When I was making college decisions back in senior year of high school, I falsely thought that I was picking a path for my life to follow and there was no room to change later down the line. I was committing at a time when nothing seemed certain and everyone wanted me to choose what direction to take my life in. I didn't want to think about the future, and I didn't know what I wanted to do with my life, so I chose something I thought I could stick with for life. When I got to college, though, I realized things weren't nearly as straightforward. The process of getting to college was a lot more stressful than actually being in college itself. As a college student, you can take whatever classes you want, and you have more freedom and control over your life than ever before. Sure, you probably want to keep up a high GPA and make sure you're doing all the things you need to for success in whatever field of study you've chosen. Still, at least in my experience, a lot of the toxic attitudes surrounding grades, resume building, and success have dissipated. I don't feel the pressure to do things just because they look good on my resume or because I have to prove that I'm a competent human being.
What role does school play now, if not just a vehicle for getting into college?
When I was in elementary school, my parents, like many, enrolled me in every sport imaginable to help me figure out which one I liked. When you're in elementary school, nobody cares too much if you mess up while playing sports or if you're not "good" at the activity you're doing. It's more about having fun and figuring out what you're interested in, and everyone gets participation trophies at the end to reward their hard work. College is much of the same way. We college students have a much better idea of what we're interested in, of course, but there's a lot of latitude to take courses in areas where we don't have expertise or to join clubs for activities that we don't have experience in. And much like the days of participation trophies in team sports, there's no real consequences for experimenting. I can take a softball class even if I've never played the sport before, and even if I'm terrible at the sport (which I undoubtedly am), I'm still going to ace the class because I show up every day, give it my best effort, and try to learn from my mistakes. When taking academic courses in fields I'm not experienced in, the stakes are a little higher, but I'm of the opinion that my grades don't really matter, so to me, there still aren't any real downsides to taking these courses.

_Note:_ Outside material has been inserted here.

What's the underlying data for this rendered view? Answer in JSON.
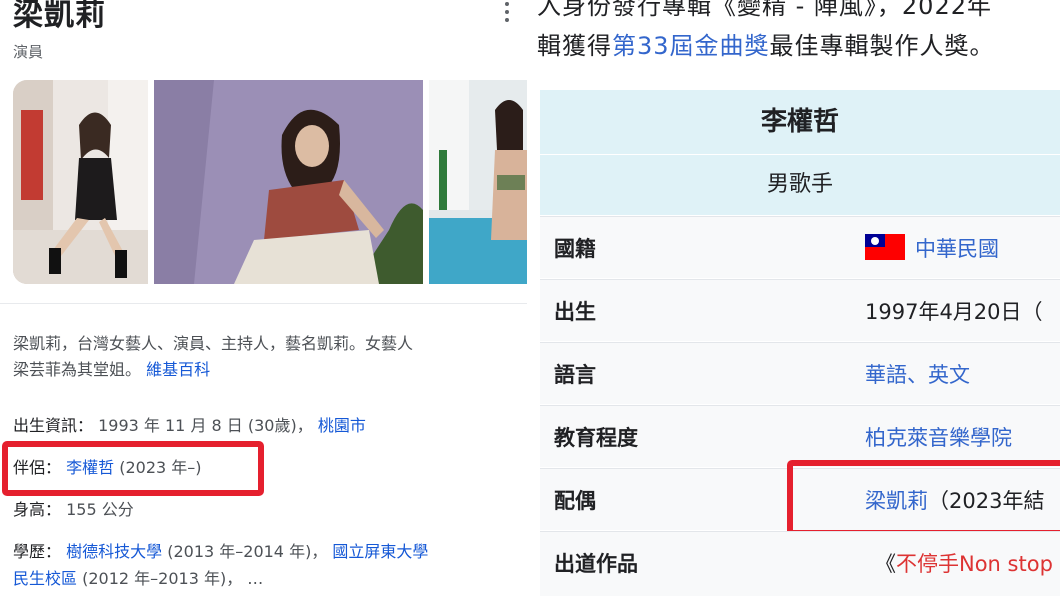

In fact, I think that now is the time to try new things, and now is the time to fail at them. Arguably, now is the last time to fail in a nurturing environment where everyone is still growing and still learning. The real world can be harsh, and it's much easier to learn and to try new things and to fail at new things while surrounded by other people who are going through the same process. You aren't expected to succeed at everything you do in college even if it feels like you are. This is still school, and this is the final step in preparing us to go out and succeed in the real world. It's better to take all the chances you can now when the consequences will be much lower. It's a little intimidating going into a class where I have no background knowledge, but I'm ready to fail, and I'm ready to learn from my mistakes. In these kinds of classes, I feel very underqualified at first, and there's always a learning curve. But once I get over that curve, I know a lot more than I did before about what I like and what I want to do moving forward. I'm excited to use college as a vessel through which I can rediscover my old passions and find new ones that, while not conventionally profitable, are still important to me. That, to me, is the point of school, and that's what school has failed to do for me until now.